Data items
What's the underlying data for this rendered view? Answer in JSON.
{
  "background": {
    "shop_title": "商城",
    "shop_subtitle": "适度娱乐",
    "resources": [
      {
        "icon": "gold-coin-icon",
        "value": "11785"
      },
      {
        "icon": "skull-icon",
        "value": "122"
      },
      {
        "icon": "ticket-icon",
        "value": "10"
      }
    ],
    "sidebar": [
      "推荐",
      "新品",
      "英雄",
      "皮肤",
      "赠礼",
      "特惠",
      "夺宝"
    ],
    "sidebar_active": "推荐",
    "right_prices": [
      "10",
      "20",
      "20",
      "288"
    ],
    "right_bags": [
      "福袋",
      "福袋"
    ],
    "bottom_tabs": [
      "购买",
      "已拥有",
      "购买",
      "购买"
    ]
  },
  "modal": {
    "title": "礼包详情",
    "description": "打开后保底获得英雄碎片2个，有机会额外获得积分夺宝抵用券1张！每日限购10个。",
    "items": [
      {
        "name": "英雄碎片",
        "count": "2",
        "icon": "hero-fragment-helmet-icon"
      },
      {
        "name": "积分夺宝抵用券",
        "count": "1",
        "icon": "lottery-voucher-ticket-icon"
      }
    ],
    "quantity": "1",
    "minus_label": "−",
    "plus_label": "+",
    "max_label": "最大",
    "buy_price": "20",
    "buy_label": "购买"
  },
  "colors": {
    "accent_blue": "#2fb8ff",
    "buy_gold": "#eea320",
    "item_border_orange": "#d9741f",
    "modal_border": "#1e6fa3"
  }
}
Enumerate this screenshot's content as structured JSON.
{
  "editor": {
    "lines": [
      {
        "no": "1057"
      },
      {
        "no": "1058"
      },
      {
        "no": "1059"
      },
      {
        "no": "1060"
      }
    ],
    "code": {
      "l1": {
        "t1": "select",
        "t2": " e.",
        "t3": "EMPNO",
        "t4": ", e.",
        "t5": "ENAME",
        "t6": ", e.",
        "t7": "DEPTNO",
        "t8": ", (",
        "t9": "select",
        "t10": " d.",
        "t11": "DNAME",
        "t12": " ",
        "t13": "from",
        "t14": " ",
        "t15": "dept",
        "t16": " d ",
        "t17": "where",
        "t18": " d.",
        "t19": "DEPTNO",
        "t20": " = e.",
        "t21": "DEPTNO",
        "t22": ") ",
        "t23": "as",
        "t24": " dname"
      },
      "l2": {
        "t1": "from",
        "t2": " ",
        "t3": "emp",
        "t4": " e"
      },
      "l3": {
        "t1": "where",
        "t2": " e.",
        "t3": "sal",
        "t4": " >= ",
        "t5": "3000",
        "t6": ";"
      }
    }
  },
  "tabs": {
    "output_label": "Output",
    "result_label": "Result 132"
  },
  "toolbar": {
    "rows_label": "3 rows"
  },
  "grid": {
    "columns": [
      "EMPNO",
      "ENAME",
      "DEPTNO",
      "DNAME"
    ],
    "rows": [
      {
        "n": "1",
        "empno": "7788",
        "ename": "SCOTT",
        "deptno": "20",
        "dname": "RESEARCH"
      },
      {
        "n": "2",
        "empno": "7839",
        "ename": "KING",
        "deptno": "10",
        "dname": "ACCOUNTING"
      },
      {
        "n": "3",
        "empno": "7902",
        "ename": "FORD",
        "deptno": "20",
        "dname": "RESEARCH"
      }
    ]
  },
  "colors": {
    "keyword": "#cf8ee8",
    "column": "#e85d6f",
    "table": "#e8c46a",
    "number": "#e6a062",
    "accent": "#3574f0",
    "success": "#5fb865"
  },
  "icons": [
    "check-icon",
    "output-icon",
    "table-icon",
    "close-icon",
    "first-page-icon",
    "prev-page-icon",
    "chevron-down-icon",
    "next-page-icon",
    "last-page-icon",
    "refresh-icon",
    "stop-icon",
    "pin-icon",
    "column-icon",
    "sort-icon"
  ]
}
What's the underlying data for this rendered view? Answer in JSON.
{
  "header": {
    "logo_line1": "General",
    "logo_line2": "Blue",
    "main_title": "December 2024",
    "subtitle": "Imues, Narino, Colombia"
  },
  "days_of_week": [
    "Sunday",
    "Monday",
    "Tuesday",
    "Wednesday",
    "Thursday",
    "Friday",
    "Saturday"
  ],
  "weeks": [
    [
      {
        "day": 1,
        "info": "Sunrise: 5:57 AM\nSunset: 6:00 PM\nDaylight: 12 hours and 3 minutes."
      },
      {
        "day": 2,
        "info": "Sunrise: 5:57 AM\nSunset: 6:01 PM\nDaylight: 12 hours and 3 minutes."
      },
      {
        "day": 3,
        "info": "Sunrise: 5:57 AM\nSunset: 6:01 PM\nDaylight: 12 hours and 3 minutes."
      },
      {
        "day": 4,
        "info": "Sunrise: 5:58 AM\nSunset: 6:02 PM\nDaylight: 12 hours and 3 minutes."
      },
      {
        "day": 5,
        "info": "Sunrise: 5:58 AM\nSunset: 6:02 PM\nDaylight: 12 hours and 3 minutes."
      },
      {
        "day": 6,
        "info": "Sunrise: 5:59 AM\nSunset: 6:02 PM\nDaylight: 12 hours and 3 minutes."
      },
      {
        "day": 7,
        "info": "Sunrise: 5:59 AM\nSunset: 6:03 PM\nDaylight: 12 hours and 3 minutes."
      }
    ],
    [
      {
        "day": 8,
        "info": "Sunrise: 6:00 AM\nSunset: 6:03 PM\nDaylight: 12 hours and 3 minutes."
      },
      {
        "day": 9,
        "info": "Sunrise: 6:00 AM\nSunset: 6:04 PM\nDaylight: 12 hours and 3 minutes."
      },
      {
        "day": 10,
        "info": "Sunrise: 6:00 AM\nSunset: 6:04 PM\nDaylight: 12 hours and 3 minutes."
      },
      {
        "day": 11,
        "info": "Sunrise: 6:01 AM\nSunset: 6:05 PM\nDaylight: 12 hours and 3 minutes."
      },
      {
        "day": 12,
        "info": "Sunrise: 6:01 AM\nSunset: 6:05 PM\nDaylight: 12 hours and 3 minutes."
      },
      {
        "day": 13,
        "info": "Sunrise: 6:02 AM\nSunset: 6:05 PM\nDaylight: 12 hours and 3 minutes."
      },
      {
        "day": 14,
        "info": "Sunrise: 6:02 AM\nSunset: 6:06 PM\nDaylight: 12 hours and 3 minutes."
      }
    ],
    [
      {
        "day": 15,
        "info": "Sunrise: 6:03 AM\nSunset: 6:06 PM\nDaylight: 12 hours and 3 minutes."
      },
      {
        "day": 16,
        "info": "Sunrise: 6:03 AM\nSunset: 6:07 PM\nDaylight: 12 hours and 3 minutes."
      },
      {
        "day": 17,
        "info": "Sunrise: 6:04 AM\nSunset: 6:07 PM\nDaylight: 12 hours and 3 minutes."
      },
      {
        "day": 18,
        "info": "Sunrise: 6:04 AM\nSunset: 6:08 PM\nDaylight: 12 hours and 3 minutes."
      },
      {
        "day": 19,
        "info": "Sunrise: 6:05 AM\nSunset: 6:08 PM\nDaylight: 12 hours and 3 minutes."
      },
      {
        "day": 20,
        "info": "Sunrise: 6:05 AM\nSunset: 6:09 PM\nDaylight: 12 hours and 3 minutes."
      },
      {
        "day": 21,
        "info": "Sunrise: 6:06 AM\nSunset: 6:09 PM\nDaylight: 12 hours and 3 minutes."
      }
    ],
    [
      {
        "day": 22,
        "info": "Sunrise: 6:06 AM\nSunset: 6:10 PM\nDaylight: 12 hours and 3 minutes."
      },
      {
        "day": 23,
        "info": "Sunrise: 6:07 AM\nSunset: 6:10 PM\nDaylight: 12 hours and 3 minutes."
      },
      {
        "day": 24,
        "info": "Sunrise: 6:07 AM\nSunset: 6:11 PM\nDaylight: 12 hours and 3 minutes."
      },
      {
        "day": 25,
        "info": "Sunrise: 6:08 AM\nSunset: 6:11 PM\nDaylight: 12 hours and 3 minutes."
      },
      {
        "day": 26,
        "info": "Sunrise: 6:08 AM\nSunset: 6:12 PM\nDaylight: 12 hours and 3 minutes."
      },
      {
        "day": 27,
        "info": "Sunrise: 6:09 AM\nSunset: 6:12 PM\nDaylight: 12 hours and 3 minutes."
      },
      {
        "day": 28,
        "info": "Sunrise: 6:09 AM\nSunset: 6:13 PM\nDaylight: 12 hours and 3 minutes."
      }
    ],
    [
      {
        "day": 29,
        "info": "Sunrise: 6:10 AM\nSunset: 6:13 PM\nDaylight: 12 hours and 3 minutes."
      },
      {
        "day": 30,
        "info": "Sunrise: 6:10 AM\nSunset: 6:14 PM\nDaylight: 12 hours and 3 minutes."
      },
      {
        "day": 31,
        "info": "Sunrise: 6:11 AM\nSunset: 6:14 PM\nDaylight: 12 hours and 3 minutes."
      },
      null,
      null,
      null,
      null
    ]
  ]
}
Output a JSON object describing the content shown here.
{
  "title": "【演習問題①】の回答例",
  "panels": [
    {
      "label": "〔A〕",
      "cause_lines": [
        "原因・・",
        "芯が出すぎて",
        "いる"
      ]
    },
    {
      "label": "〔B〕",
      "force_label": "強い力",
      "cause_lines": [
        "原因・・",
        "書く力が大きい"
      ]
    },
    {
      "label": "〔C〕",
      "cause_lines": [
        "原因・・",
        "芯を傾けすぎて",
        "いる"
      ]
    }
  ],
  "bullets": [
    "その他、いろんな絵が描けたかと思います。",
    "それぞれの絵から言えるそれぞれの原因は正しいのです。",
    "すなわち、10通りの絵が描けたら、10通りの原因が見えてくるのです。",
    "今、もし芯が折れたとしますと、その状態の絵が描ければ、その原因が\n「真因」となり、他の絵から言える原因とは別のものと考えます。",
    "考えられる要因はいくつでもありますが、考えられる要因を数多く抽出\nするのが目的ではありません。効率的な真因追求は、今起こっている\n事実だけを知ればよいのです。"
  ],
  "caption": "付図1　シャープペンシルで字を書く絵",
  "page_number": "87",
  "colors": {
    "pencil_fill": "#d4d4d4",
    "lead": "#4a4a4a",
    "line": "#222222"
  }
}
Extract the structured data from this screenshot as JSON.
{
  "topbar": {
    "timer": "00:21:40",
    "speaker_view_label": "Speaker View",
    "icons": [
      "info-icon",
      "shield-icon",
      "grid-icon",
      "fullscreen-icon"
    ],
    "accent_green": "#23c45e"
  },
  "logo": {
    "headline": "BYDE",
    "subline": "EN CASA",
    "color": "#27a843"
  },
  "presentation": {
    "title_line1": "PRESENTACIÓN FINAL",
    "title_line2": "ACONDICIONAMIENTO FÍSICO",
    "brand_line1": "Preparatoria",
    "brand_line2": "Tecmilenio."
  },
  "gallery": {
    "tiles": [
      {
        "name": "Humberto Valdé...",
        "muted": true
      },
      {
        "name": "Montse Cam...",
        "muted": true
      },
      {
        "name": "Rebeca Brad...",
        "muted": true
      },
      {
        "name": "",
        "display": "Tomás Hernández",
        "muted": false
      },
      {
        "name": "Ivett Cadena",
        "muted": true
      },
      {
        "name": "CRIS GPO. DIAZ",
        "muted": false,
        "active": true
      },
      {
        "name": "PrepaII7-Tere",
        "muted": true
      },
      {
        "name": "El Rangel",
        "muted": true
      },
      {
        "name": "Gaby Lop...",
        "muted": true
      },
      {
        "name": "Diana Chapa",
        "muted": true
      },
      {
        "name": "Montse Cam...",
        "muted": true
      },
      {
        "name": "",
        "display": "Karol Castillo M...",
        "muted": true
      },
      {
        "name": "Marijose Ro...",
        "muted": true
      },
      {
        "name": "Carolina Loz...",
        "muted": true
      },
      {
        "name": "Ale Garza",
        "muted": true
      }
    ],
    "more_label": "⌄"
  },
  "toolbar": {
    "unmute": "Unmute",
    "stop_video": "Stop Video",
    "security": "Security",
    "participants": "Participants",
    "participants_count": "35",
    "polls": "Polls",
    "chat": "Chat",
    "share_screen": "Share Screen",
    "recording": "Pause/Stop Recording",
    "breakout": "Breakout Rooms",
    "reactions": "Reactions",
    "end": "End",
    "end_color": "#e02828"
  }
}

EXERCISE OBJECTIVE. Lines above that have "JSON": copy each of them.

RESPONSE AREA.
What's the underlying data for this rendered view? Answer in JSON.
Enumerate this screenshot's content as structured JSON.
What's the underlying data for this rendered view? Answer in JSON.
Output a JSON object describing the content shown here.
Extract the structured data from this screenshot as JSON.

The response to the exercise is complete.